This book presents the singular configurations associated with a robot mechanism, together with robust methods for their computation, interpretation, and avoidance path planning. Having such methods is essential as singularities generally pose problems to the normal operation of a robot, but also determine the workspaces and motion impediments of its underlying mechanical structure. A distinctive feature of this volume is that the methods are applicable to nonredundant mechanisms of general architecture, defined by planar or spatial kinematic chains interconnected in an arbitrary way. Moreover, singularities are interpreted as silhouettes of the configuration space when seen from the input or output spaces. This leads to a powerful image that explains the consequences of traversing singular configurations, and all the rich information that can be extracted from them. The problems are solved by means of effective branch-and-prune and numerical continuation methods that are of independent interest in themselves. The theory can be put into practice as well: a companion web page gives open access to implementations of the algorithms and the corresponding input files.
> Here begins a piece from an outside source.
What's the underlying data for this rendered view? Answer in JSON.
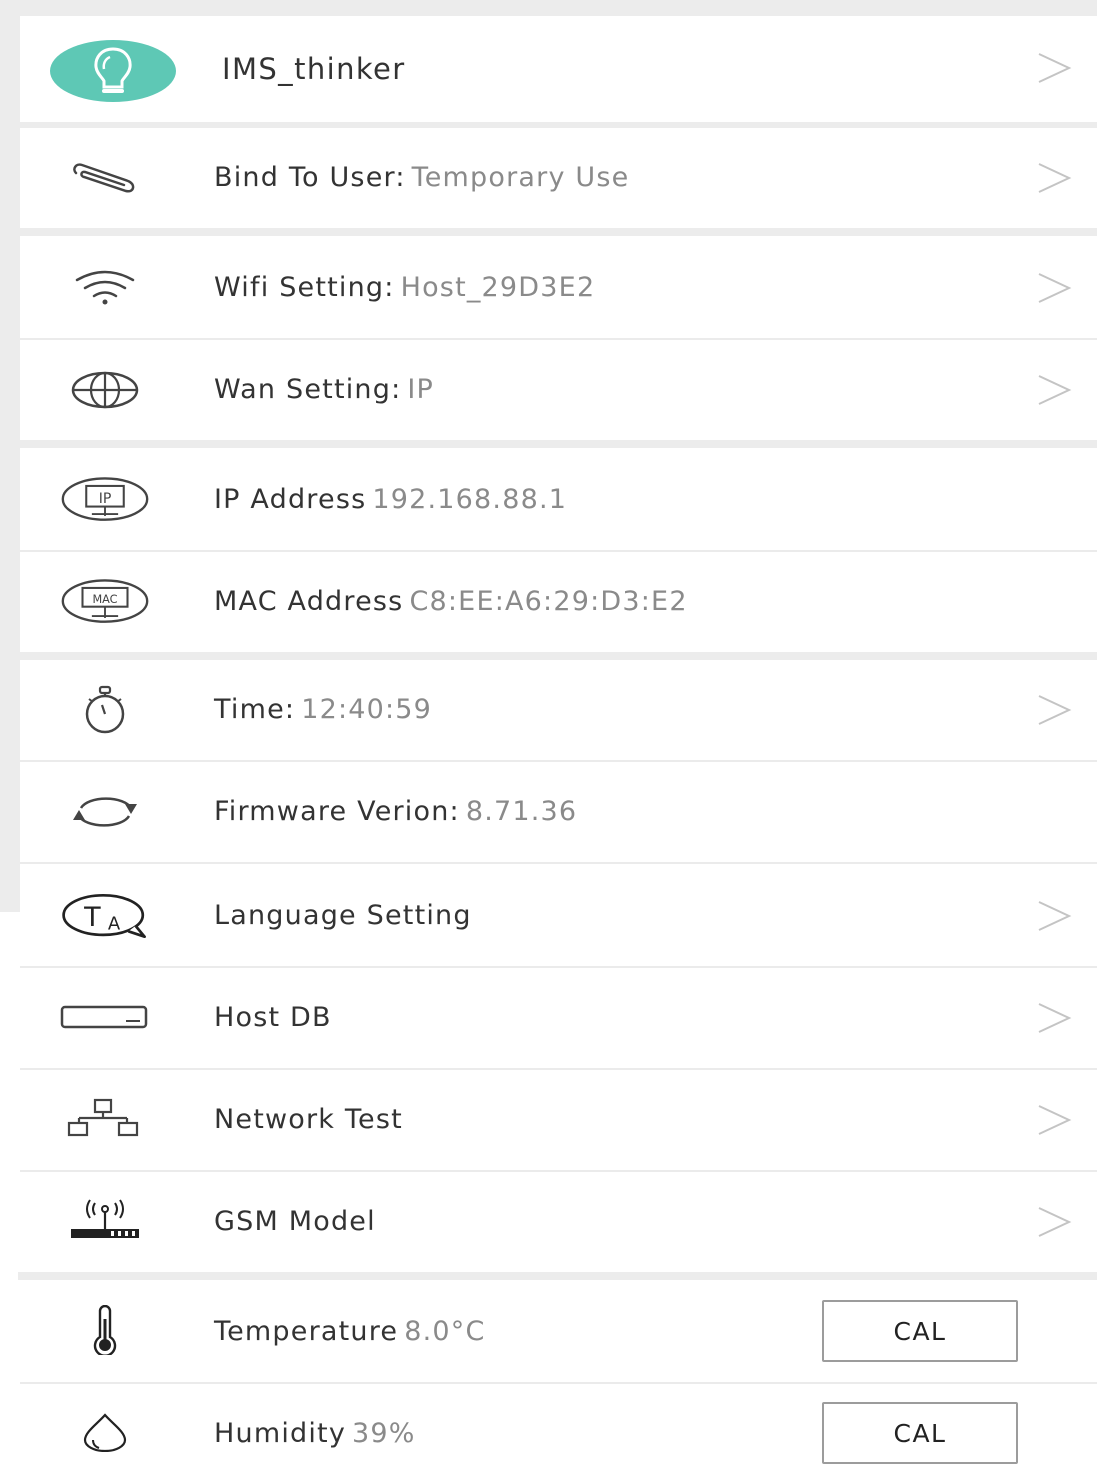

Using them, the reader can gain hands-on experience on the topic, or analyse new mechanisms beyond those examined in the text. Overall, the book contributes new tools for robot design, and constitutes a single reference source of knowledge that is otherwise dispersed in the literature.
Presents mechanism singularities, with powerful numerical methods for their computation and avoidance in the general architecture case, solving two open, long-standing problems of robot kinematics
Toolbox of methods for exhaustively computing the singularities, determining accurate workspace maps, and planning safe motion paths between given configurations, for mechanisms of arbitrary architecture
A companion web page provides open access to implemented versions of the algorithms, input files for the study cases analyzed, and animated versions of many figures in the book
Preface.- Notation.- List of Figures.- 1 Introduction.- 1.1 Historical Context.- 1.2 Assumptions and Scope.- 1.3 Reader's Guide.- 2 Singularity Types.- 2.1 Forward and Inverse Singularities.- 2.2 A Geometric Interpretation of Singularities.- 2.3 Lower-level Singularity Types.- 2.4 A Simple Mechanism with All Singularities.- 3 Numerical Computation of Singularity Sets.- 3.1 A Suitable Approach.- 3.2 Formulating the Equations of the Singularity Set.- 3.3 Isolating the Singularity Set.- 3.4 Visualising the Singularity Sets.- 3.5 Case Studies.- 4 Workspace Determination.- 4.1 The Need of a General Method.- 4.2 The Workspace and its Boundaries.- 4.3 Issues of Continuation Methods.- 4.4 Exploiting the Branch-and-Prune Machinery.- 4.5 Case Studies.- 5 Singularity-free Path Planning.- 5.1 Related Work.- 5.2 Formulating the Singularity-free C-space.- 5.3 Exploring the Singularity-free C-space.- 5.4 Case Studies.- 6 Planning with Further Constraints.- 6.1 Wrench-Feasibility Constraints.- 6.2 The Planning Problem.- 6.3 Proofs of the Properties.- 6.4 Case Studies.- 6.5 Details about the Wrench Ellipsoid.- 6.6 Extensions.- 7 Conclusions.- 7.1 Summary of Results.- 7.2 Future Research Directions.- References.- Index.- Author Index.